Component data from apps and pages
━━━━━━━━━━

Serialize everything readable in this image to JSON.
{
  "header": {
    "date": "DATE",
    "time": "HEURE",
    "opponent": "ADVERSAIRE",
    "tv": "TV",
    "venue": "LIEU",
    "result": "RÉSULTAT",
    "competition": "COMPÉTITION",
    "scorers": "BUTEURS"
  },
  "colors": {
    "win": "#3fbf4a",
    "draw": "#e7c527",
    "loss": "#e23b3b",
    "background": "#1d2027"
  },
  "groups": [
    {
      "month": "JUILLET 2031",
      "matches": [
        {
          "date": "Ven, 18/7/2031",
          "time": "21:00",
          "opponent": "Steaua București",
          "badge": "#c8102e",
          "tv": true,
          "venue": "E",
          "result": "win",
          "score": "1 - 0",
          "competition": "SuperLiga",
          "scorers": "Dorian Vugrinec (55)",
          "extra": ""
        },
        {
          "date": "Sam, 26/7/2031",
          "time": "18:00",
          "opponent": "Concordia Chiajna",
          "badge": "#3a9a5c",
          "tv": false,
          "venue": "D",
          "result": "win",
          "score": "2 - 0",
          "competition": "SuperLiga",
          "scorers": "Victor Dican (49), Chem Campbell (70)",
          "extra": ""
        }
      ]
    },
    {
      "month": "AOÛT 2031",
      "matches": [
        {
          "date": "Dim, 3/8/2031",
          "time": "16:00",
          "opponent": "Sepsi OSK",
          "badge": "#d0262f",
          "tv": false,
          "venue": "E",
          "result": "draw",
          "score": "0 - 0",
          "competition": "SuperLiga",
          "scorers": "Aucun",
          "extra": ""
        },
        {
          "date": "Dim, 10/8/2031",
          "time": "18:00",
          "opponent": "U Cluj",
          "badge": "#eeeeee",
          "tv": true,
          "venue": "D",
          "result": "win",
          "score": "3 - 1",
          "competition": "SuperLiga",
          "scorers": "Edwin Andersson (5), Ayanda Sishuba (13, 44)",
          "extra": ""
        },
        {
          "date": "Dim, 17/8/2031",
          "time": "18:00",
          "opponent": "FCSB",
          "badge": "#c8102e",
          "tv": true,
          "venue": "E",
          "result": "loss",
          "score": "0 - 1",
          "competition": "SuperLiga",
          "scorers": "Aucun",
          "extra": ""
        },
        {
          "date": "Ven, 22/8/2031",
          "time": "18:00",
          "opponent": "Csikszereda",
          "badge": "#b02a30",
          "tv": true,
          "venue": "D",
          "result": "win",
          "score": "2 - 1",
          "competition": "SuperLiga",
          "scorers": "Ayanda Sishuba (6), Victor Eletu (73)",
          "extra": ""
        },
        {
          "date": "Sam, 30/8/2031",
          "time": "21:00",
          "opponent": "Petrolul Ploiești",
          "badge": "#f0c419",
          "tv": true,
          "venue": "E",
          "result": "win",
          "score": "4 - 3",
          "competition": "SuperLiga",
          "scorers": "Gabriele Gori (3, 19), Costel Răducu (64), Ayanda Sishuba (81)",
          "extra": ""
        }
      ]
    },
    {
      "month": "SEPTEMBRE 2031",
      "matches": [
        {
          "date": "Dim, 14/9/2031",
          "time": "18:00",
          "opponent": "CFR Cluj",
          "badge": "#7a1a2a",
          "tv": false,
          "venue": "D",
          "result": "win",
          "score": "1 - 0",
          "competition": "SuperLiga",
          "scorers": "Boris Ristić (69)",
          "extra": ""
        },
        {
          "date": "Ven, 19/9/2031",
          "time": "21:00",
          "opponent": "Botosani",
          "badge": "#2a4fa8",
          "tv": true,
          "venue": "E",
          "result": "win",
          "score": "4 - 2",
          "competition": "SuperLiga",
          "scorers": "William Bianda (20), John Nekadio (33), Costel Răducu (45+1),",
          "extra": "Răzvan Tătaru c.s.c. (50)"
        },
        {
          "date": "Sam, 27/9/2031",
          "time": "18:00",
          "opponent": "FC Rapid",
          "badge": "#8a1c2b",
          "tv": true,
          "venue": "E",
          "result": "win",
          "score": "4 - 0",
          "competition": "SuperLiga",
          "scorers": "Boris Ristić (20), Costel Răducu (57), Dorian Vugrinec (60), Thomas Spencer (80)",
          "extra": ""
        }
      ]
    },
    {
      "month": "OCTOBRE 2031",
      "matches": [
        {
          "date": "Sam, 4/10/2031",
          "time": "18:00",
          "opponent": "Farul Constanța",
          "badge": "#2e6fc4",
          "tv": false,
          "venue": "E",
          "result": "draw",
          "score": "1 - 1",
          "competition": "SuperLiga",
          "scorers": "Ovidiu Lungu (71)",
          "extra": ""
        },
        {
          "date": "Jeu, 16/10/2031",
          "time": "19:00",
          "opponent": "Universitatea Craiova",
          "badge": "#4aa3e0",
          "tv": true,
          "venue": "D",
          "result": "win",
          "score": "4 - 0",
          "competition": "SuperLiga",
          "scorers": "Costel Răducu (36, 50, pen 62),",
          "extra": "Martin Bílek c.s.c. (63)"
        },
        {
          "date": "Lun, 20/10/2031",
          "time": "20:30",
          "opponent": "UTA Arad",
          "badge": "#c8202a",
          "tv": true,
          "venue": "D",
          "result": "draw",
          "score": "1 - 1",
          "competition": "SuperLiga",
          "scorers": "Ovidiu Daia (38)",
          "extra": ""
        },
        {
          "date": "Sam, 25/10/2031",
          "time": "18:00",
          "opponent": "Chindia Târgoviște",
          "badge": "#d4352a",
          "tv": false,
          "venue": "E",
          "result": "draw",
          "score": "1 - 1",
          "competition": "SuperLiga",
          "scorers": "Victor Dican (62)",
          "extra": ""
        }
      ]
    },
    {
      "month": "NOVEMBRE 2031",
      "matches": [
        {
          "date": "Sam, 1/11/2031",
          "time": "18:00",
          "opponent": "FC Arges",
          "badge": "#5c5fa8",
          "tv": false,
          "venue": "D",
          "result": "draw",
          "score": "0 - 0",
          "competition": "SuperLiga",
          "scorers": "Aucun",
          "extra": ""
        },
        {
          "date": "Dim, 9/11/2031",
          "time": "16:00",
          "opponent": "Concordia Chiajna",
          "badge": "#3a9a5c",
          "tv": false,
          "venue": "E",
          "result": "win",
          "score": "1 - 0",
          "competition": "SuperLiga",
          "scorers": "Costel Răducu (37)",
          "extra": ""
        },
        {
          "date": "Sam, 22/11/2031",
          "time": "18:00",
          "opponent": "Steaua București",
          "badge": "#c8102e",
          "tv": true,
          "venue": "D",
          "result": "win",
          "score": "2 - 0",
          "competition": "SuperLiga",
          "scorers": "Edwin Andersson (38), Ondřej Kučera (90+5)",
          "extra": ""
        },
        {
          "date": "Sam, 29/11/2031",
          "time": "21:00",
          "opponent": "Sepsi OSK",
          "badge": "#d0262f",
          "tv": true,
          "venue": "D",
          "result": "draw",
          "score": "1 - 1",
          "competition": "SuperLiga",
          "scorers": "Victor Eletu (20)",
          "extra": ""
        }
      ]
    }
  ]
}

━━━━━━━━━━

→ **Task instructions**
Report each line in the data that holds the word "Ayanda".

→ **Your solution**
          "scorers": "Edwin Andersson (5), Ayanda Sishuba (13, 44)",
          "scorers": "Ayanda Sishuba (6), Victor Eletu (73)",
          "scorers": "Gabriele Gori (3, 19), Costel Răducu (64), Ayanda Sishuba (81)",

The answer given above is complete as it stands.